Assignment:
Your task is to write out the complete listing exactly as it is shown.

Supplied entries:
=======
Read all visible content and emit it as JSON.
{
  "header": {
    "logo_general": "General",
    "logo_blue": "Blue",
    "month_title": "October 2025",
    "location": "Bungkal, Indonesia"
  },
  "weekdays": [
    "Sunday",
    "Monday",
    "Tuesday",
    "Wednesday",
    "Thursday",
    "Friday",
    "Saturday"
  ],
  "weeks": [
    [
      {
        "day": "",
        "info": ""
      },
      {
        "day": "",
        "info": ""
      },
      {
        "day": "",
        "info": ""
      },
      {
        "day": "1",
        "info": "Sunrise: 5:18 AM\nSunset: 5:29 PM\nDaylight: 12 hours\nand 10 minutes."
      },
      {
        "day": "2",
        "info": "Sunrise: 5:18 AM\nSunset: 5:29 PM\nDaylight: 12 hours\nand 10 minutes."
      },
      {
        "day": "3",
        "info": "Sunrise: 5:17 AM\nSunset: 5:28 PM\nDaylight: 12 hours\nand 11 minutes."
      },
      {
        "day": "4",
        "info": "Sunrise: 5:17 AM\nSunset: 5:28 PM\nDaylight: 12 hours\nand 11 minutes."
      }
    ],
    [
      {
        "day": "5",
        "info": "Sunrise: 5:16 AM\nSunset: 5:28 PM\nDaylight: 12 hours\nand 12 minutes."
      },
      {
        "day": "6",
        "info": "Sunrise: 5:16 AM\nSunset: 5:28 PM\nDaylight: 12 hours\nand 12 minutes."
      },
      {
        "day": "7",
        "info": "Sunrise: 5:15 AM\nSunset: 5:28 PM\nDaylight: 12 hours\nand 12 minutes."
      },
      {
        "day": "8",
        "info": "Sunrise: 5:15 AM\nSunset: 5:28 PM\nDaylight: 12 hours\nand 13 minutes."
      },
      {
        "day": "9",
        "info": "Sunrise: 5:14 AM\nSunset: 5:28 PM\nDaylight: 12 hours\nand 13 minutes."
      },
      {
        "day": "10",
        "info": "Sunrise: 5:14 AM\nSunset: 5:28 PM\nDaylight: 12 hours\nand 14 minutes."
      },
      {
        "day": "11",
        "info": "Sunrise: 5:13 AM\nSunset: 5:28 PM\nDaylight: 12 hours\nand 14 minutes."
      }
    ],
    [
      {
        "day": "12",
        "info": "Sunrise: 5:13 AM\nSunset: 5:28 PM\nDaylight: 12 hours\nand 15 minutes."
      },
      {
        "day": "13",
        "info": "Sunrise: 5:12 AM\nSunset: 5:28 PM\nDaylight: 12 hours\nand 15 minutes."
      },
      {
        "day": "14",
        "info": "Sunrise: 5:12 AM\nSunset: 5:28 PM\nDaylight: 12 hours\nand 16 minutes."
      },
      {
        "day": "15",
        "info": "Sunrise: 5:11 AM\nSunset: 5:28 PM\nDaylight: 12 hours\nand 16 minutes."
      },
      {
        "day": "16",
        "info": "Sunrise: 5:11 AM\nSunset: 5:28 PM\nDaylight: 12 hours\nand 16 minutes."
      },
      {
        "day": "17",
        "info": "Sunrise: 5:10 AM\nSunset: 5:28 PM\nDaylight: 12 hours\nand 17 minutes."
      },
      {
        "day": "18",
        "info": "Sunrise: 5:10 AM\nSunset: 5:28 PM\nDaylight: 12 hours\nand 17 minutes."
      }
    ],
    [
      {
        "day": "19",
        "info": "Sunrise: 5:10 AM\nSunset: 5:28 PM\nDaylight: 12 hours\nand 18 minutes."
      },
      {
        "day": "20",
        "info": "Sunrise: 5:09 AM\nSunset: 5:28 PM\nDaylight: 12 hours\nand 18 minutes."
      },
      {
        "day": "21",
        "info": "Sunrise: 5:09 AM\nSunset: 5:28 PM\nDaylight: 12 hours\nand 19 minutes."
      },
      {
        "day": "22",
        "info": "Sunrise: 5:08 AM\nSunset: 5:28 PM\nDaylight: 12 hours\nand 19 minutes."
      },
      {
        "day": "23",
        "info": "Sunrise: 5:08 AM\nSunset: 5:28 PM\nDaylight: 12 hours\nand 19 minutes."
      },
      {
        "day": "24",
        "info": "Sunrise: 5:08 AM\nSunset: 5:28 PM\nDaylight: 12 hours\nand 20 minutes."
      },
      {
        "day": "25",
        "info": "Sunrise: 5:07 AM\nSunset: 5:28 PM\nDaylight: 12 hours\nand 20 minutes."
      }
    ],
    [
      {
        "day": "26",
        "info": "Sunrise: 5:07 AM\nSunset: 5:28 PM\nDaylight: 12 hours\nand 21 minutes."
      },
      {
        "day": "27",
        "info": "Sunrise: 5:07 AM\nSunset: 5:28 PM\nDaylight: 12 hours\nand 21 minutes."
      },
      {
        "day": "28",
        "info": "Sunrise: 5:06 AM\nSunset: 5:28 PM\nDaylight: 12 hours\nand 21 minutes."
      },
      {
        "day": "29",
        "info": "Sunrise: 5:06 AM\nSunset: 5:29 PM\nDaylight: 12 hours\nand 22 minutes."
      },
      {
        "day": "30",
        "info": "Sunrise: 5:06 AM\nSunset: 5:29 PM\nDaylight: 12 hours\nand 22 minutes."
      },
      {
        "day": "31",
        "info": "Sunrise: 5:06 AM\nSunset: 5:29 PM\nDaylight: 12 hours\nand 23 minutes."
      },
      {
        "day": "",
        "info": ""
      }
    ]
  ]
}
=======
Answer for the task:
Read all visible content and emit it as JSON.
{
  "header": {
    "logo_general": "General",
    "logo_blue": "Blue",
    "month_title": "October 2025",
    "location": "Bungkal, Indonesia"
  },
  "weekdays": [
    "Sunday",
    "Monday",
    "Tuesday",
    "Wednesday",
    "Thursday",
    "Friday",
    "Saturday"
  ],
  "weeks": [
    [
      {
        "day": "",
        "info": ""
      },
      {
        "day": "",
        "info": ""
      },
      {
        "day": "",
        "info": ""
      },
      {
        "day": "1",
        "info": "Sunrise: 5:18 AM\nSunset: 5:29 PM\nDaylight: 12 hours\nand 10 minutes."
      },
      {
        "day": "2",
        "info": "Sunrise: 5:18 AM\nSunset: 5:29 PM\nDaylight: 12 hours\nand 10 minutes."
      },
      {
        "day": "3",
        "info": "Sunrise: 5:17 AM\nSunset: 5:28 PM\nDaylight: 12 hours\nand 11 minutes."
      },
      {
        "day": "4",
        "info": "Sunrise: 5:17 AM\nSunset: 5:28 PM\nDaylight: 12 hours\nand 11 minutes."
      }
    ],
    [
      {
        "day": "5",
        "info": "Sunrise: 5:16 AM\nSunset: 5:28 PM\nDaylight: 12 hours\nand 12 minutes."
      },
      {
        "day": "6",
        "info": "Sunrise: 5:16 AM\nSunset: 5:28 PM\nDaylight: 12 hours\nand 12 minutes."
      },
      {
        "day": "7",
        "info": "Sunrise: 5:15 AM\nSunset: 5:28 PM\nDaylight: 12 hours\nand 12 minutes."
      },
      {
        "day": "8",
        "info": "Sunrise: 5:15 AM\nSunset: 5:28 PM\nDaylight: 12 hours\nand 13 minutes."
      },
      {
        "day": "9",
        "info": "Sunrise: 5:14 AM\nSunset: 5:28 PM\nDaylight: 12 hours\nand 13 minutes."
      },
      {
        "day": "10",
        "info": "Sunrise: 5:14 AM\nSunset: 5:28 PM\nDaylight: 12 hours\nand 14 minutes."
      },
      {
        "day": "11",
        "info": "Sunrise: 5:13 AM\nSunset: 5:28 PM\nDaylight: 12 hours\nand 14 minutes."
      }
    ],
    [
      {
        "day": "12",
        "info": "Sunrise: 5:13 AM\nSunset: 5:28 PM\nDaylight: 12 hours\nand 15 minutes."
      },
      {
        "day": "13",
        "info": "Sunrise: 5:12 AM\nSunset: 5:28 PM\nDaylight: 12 hours\nand 15 minutes."
      },
      {
        "day": "14",
        "info": "Sunrise: 5:12 AM\nSunset: 5:28 PM\nDaylight: 12 hours\nand 16 minutes."
      },
      {
        "day": "15",
        "info": "Sunrise: 5:11 AM\nSunset: 5:28 PM\nDaylight: 12 hours\nand 16 minutes."
      },
      {
        "day": "16",
        "info": "Sunrise: 5:11 AM\nSunset: 5:28 PM\nDaylight: 12 hours\nand 16 minutes."
      },
      {
        "day": "17",
        "info": "Sunrise: 5:10 AM\nSunset: 5:28 PM\nDaylight: 12 hours\nand 17 minutes."
      },
      {
        "day": "18",
        "info": "Sunrise: 5:10 AM\nSunset: 5:28 PM\nDaylight: 12 hours\nand 17 minutes."
      }
    ],
    [
      {
        "day": "19",
        "info": "Sunrise: 5:10 AM\nSunset: 5:28 PM\nDaylight: 12 hours\nand 18 minutes."
      },
      {
        "day": "20",
        "info": "Sunrise: 5:09 AM\nSunset: 5:28 PM\nDaylight: 12 hours\nand 18 minutes."
      },
      {
        "day": "21",
        "info": "Sunrise: 5:09 AM\nSunset: 5:28 PM\nDaylight: 12 hours\nand 19 minutes."
      },
      {
        "day": "22",
        "info": "Sunrise: 5:08 AM\nSunset: 5:28 PM\nDaylight: 12 hours\nand 19 minutes."
      },
      {
        "day": "23",
        "info": "Sunrise: 5:08 AM\nSunset: 5:28 PM\nDaylight: 12 hours\nand 19 minutes."
      },
      {
        "day": "24",
        "info": "Sunrise: 5:08 AM\nSunset: 5:28 PM\nDaylight: 12 hours\nand 20 minutes."
      },
      {
        "day": "25",
        "info": "Sunrise: 5:07 AM\nSunset: 5:28 PM\nDaylight: 12 hours\nand 20 minutes."
      }
    ],
    [
      {
        "day": "26",
        "info": "Sunrise: 5:07 AM\nSunset: 5:28 PM\nDaylight: 12 hours\nand 21 minutes."
      },
      {
        "day": "27",
        "info": "Sunrise: 5:07 AM\nSunset: 5:28 PM\nDaylight: 12 hours\nand 21 minutes."
      },
      {
        "day": "28",
        "info": "Sunrise: 5:06 AM\nSunset: 5:28 PM\nDaylight: 12 hours\nand 21 minutes."
      },
      {
        "day": "29",
        "info": "Sunrise: 5:06 AM\nSunset: 5:29 PM\nDaylight: 12 hours\nand 22 minutes."
      },
      {
        "day": "30",
        "info": "Sunrise: 5:06 AM\nSunset: 5:29 PM\nDaylight: 12 hours\nand 22 minutes."
      },
      {
        "day": "31",
        "info": "Sunrise: 5:06 AM\nSunset: 5:29 PM\nDaylight: 12 hours\nand 23 minutes."
      },
      {
        "day": "",
        "info": ""
      }
    ]
  ]
}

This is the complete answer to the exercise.